** Task requirements **
Set the records down again exactly, apart from any pictures in them.

** Excerpted data **
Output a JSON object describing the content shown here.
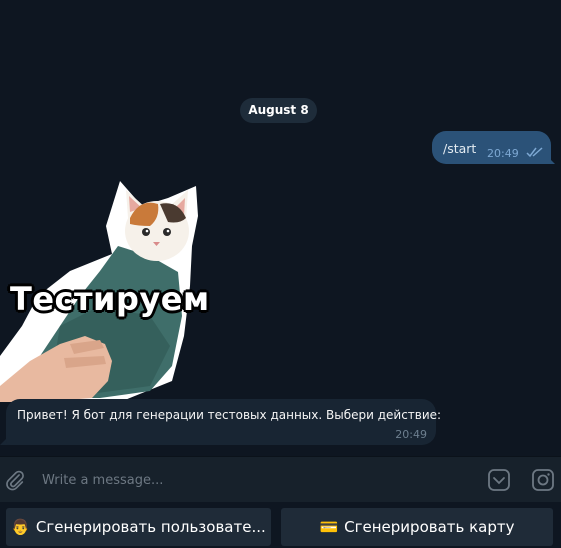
{
  "chat": {
    "date_separator": "August 8",
    "outgoing": {
      "text": "/start",
      "time": "20:49",
      "status": "read"
    },
    "sticker": {
      "caption": "Тестируем",
      "icon": "cat-sticker"
    },
    "incoming": {
      "text": "Привет! Я бот для генерации тестовых данных. Выбери действие:",
      "time": "20:49"
    }
  },
  "composer": {
    "placeholder": "Write a message...",
    "attach_icon": "paperclip-icon",
    "emoji_icon": "emoji-icon",
    "extra_icon": "instagram-icon"
  },
  "keyboard": {
    "buttons": [
      {
        "emoji": "👨",
        "label": "Сгенерировать пользовате..."
      },
      {
        "emoji": "💳",
        "label": "Сгенерировать карту"
      }
    ]
  },
  "colors": {
    "background": "#0e1621",
    "outgoing_bubble": "#2b5278",
    "incoming_bubble": "#182533",
    "accent": "#7da8d3"
  }
}
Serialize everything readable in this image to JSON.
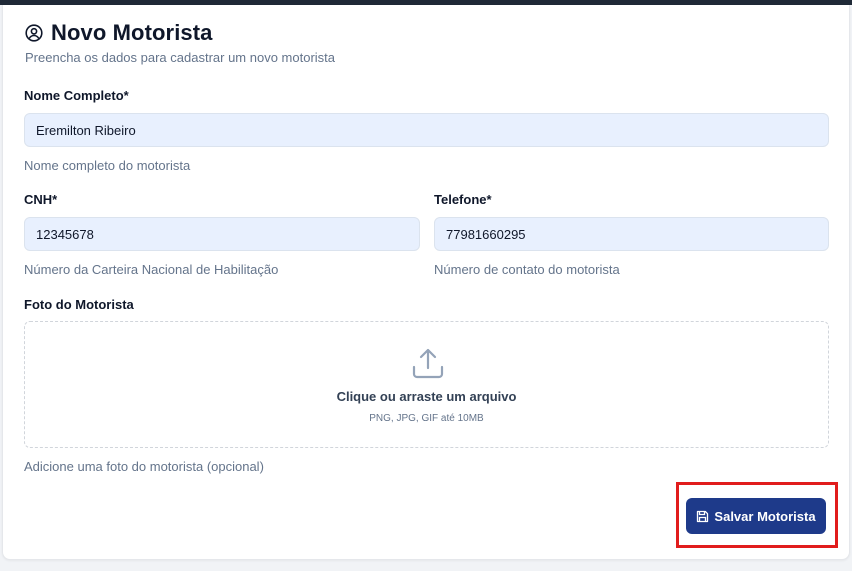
{
  "header": {
    "title": "Novo Motorista",
    "subtitle": "Preencha os dados para cadastrar um novo motorista",
    "icon": "user-circle-icon"
  },
  "form": {
    "nome": {
      "label": "Nome Completo*",
      "value": "Eremilton Ribeiro",
      "hint": "Nome completo do motorista"
    },
    "cnh": {
      "label": "CNH*",
      "value": "12345678",
      "hint": "Número da Carteira Nacional de Habilitação"
    },
    "telefone": {
      "label": "Telefone*",
      "value": "77981660295",
      "hint": "Número de contato do motorista"
    },
    "foto": {
      "label": "Foto do Motorista",
      "dropzone_title": "Clique ou arraste um arquivo",
      "dropzone_subtitle": "PNG, JPG, GIF até 10MB",
      "hint": "Adicione uma foto do motorista (opcional)",
      "icon": "upload-icon"
    }
  },
  "actions": {
    "save_label": "Salvar Motorista",
    "save_icon": "save-icon"
  },
  "colors": {
    "primary": "#1e3a8a",
    "input_bg": "#e8f0fe",
    "highlight": "#e11d1d"
  }
}
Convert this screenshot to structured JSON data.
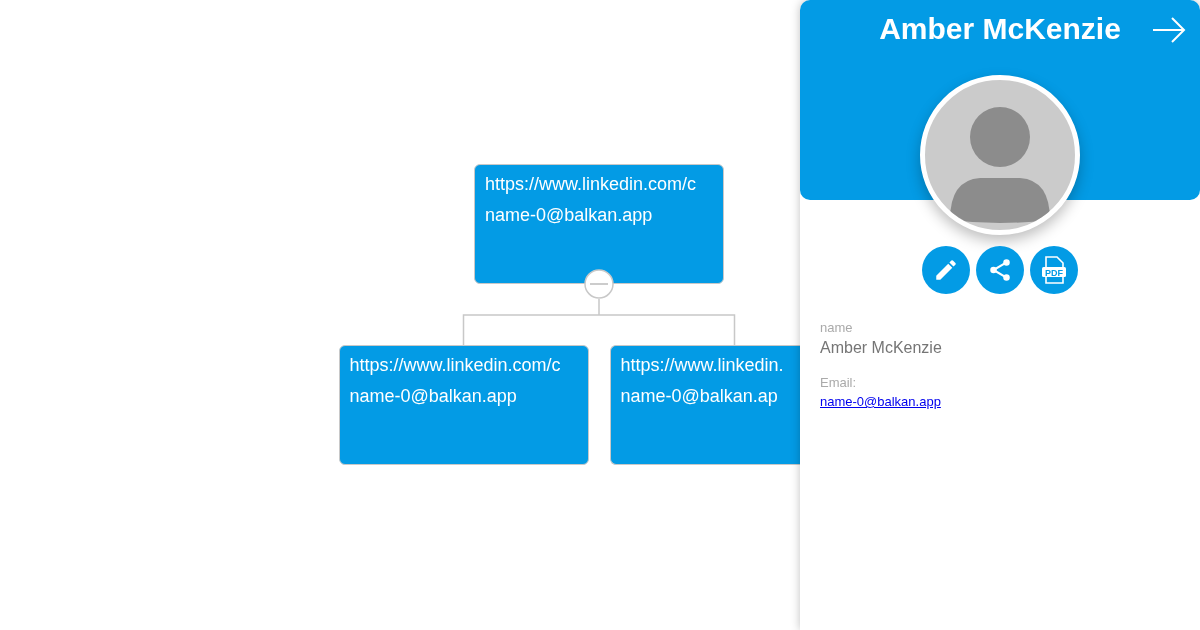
{
  "org_chart": {
    "root": {
      "url": "https://www.linkedin.com/c",
      "email": "name-0@balkan.app",
      "expanded": true,
      "children": [
        {
          "url": "https://www.linkedin.com/c",
          "email": "name-0@balkan.app"
        },
        {
          "url": "https://www.linkedin.",
          "email": "name-0@balkan.ap"
        }
      ]
    }
  },
  "details_panel": {
    "title": "Amber McKenzie",
    "actions": [
      {
        "kind": "edit"
      },
      {
        "kind": "share"
      },
      {
        "kind": "pdf",
        "label": "PDF"
      }
    ],
    "fields": [
      {
        "kind": "text",
        "label": "name",
        "value": "Amber McKenzie"
      },
      {
        "kind": "link",
        "label": "Email:",
        "value": "name-0@balkan.app"
      }
    ]
  }
}
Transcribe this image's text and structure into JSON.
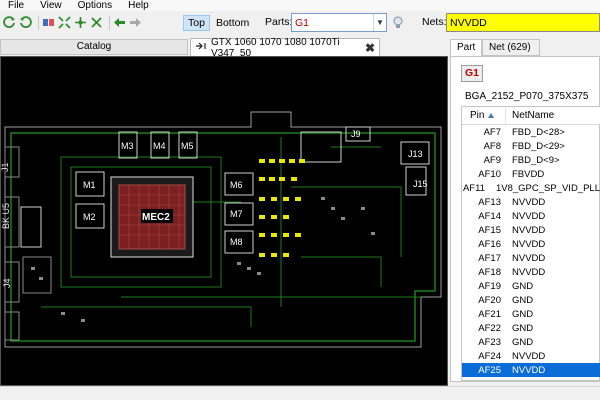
{
  "menu": {
    "file": "File",
    "view": "View",
    "options": "Options",
    "help": "Help"
  },
  "toolbar": {
    "top_label": "Top",
    "bottom_label": "Bottom",
    "parts_label": "Parts:",
    "parts_value": "G1",
    "nets_label": "Nets:",
    "nets_value": "NVVDD",
    "accent": "#ffff00"
  },
  "catalog": {
    "title": "Catalog"
  },
  "document_tab": {
    "title": "GTX 1060 1070 1080 1070Ti V347_50"
  },
  "side_tabs": {
    "part": "Part",
    "net": "Net (629)"
  },
  "part_panel": {
    "part_name": "G1",
    "package": "BGA_2152_P070_375X375",
    "col_pin": "Pin",
    "col_net": "NetName",
    "rows": [
      {
        "pin": "AF7",
        "net": "FBD_D<28>"
      },
      {
        "pin": "AF8",
        "net": "FBD_D<29>"
      },
      {
        "pin": "AF9",
        "net": "FBD_D<9>"
      },
      {
        "pin": "AF10",
        "net": "FBVDD"
      },
      {
        "pin": "AF11",
        "net": "1V8_GPC_SP_VID_PLL"
      },
      {
        "pin": "AF13",
        "net": "NVVDD"
      },
      {
        "pin": "AF14",
        "net": "NVVDD"
      },
      {
        "pin": "AF15",
        "net": "NVVDD"
      },
      {
        "pin": "AF16",
        "net": "NVVDD"
      },
      {
        "pin": "AF17",
        "net": "NVVDD"
      },
      {
        "pin": "AF18",
        "net": "NVVDD"
      },
      {
        "pin": "AF19",
        "net": "GND"
      },
      {
        "pin": "AF20",
        "net": "GND"
      },
      {
        "pin": "AF21",
        "net": "GND"
      },
      {
        "pin": "AF22",
        "net": "GND"
      },
      {
        "pin": "AF23",
        "net": "GND"
      },
      {
        "pin": "AF24",
        "net": "NVVDD"
      },
      {
        "pin": "AF25",
        "net": "NVVDD"
      }
    ],
    "selected_index": 17
  },
  "board": {
    "chip_label": "MEC2",
    "components": [
      "M1",
      "M2",
      "M3",
      "M4",
      "M5",
      "M6",
      "M7",
      "M8",
      "J9",
      "J13",
      "J15",
      "J1",
      "U5",
      "J4"
    ]
  }
}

** Output of the exercise **
Output a JSON object describing the content shown here.
{
  "chat": {
    "date_separator": "August 8",
    "outgoing": {
      "text": "/start",
      "time": "20:49",
      "status": "read"
    },
    "sticker": {
      "caption": "Тестируем",
      "icon": "cat-sticker"
    },
    "incoming": {
      "text": "Привет! Я бот для генерации тестовых данных. Выбери действие:",
      "time": "20:49"
    }
  },
  "composer": {
    "placeholder": "Write a message...",
    "attach_icon": "paperclip-icon",
    "emoji_icon": "emoji-icon",
    "extra_icon": "instagram-icon"
  },
  "keyboard": {
    "buttons": [
      {
        "emoji": "👨",
        "label": "Сгенерировать пользовате..."
      },
      {
        "emoji": "💳",
        "label": "Сгенерировать карту"
      }
    ]
  },
  "colors": {
    "background": "#0e1621",
    "outgoing_bubble": "#2b5278",
    "incoming_bubble": "#182533",
    "accent": "#7da8d3"
  }
}
Serialize everything readable in this image to JSON.
{
  "header": {
    "title": "Novo Motorista",
    "subtitle": "Preencha os dados para cadastrar um novo motorista",
    "icon": "user-circle-icon"
  },
  "form": {
    "nome": {
      "label": "Nome Completo*",
      "value": "Eremilton Ribeiro",
      "hint": "Nome completo do motorista"
    },
    "cnh": {
      "label": "CNH*",
      "value": "12345678",
      "hint": "Número da Carteira Nacional de Habilitação"
    },
    "telefone": {
      "label": "Telefone*",
      "value": "77981660295",
      "hint": "Número de contato do motorista"
    },
    "foto": {
      "label": "Foto do Motorista",
      "dropzone_title": "Clique ou arraste um arquivo",
      "dropzone_subtitle": "PNG, JPG, GIF até 10MB",
      "hint": "Adicione uma foto do motorista (opcional)",
      "icon": "upload-icon"
    }
  },
  "actions": {
    "save_label": "Salvar Motorista",
    "save_icon": "save-icon"
  },
  "colors": {
    "primary": "#1e3a8a",
    "input_bg": "#e8f0fe",
    "highlight": "#e11d1d"
  }
}
Convert this screenshot to structured JSON data.
{
  "org_chart": {
    "root": {
      "url": "https://www.linkedin.com/c",
      "email": "name-0@balkan.app",
      "expanded": true,
      "children": [
        {
          "url": "https://www.linkedin.com/c",
          "email": "name-0@balkan.app"
        },
        {
          "url": "https://www.linkedin.",
          "email": "name-0@balkan.ap"
        }
      ]
    }
  },
  "details_panel": {
    "title": "Amber McKenzie",
    "actions": [
      {
        "kind": "edit"
      },
      {
        "kind": "share"
      },
      {
        "kind": "pdf",
        "label": "PDF"
      }
    ],
    "fields": [
      {
        "kind": "text",
        "label": "name",
        "value": "Amber McKenzie"
      },
      {
        "kind": "link",
        "label": "Email:",
        "value": "name-0@balkan.app"
      }
    ]
  }
}
Transcribe this image's text and structure into JSON.
{
  "menu": {
    "file": "File",
    "view": "View",
    "options": "Options",
    "help": "Help"
  },
  "toolbar": {
    "top_label": "Top",
    "bottom_label": "Bottom",
    "parts_label": "Parts:",
    "parts_value": "G1",
    "nets_label": "Nets:",
    "nets_value": "NVVDD",
    "accent": "#ffff00"
  },
  "catalog": {
    "title": "Catalog"
  },
  "document_tab": {
    "title": "GTX 1060 1070 1080 1070Ti V347_50"
  },
  "side_tabs": {
    "part": "Part",
    "net": "Net (629)"
  },
  "part_panel": {
    "part_name": "G1",
    "package": "BGA_2152_P070_375X375",
    "col_pin": "Pin",
    "col_net": "NetName",
    "rows": [
      {
        "pin": "AF7",
        "net": "FBD_D<28>"
      },
      {
        "pin": "AF8",
        "net": "FBD_D<29>"
      },
      {
        "pin": "AF9",
        "net": "FBD_D<9>"
      },
      {
        "pin": "AF10",
        "net": "FBVDD"
      },
      {
        "pin": "AF11",
        "net": "1V8_GPC_SP_VID_PLL"
      },
      {
        "pin": "AF13",
        "net": "NVVDD"
      },
      {
        "pin": "AF14",
        "net": "NVVDD"
      },
      {
        "pin": "AF15",
        "net": "NVVDD"
      },
      {
        "pin": "AF16",
        "net": "NVVDD"
      },
      {
        "pin": "AF17",
        "net": "NVVDD"
      },
      {
        "pin": "AF18",
        "net": "NVVDD"
      },
      {
        "pin": "AF19",
        "net": "GND"
      },
      {
        "pin": "AF20",
        "net": "GND"
      },
      {
        "pin": "AF21",
        "net": "GND"
      },
      {
        "pin": "AF22",
        "net": "GND"
      },
      {
        "pin": "AF23",
        "net": "GND"
      },
      {
        "pin": "AF24",
        "net": "NVVDD"
      },
      {
        "pin": "AF25",
        "net": "NVVDD"
      }
    ],
    "selected_index": 17
  },
  "board": {
    "chip_label": "MEC2",
    "components": [
      "M1",
      "M2",
      "M3",
      "M4",
      "M5",
      "M6",
      "M7",
      "M8",
      "J9",
      "J13",
      "J15",
      "J1",
      "U5",
      "J4"
    ]
  }
}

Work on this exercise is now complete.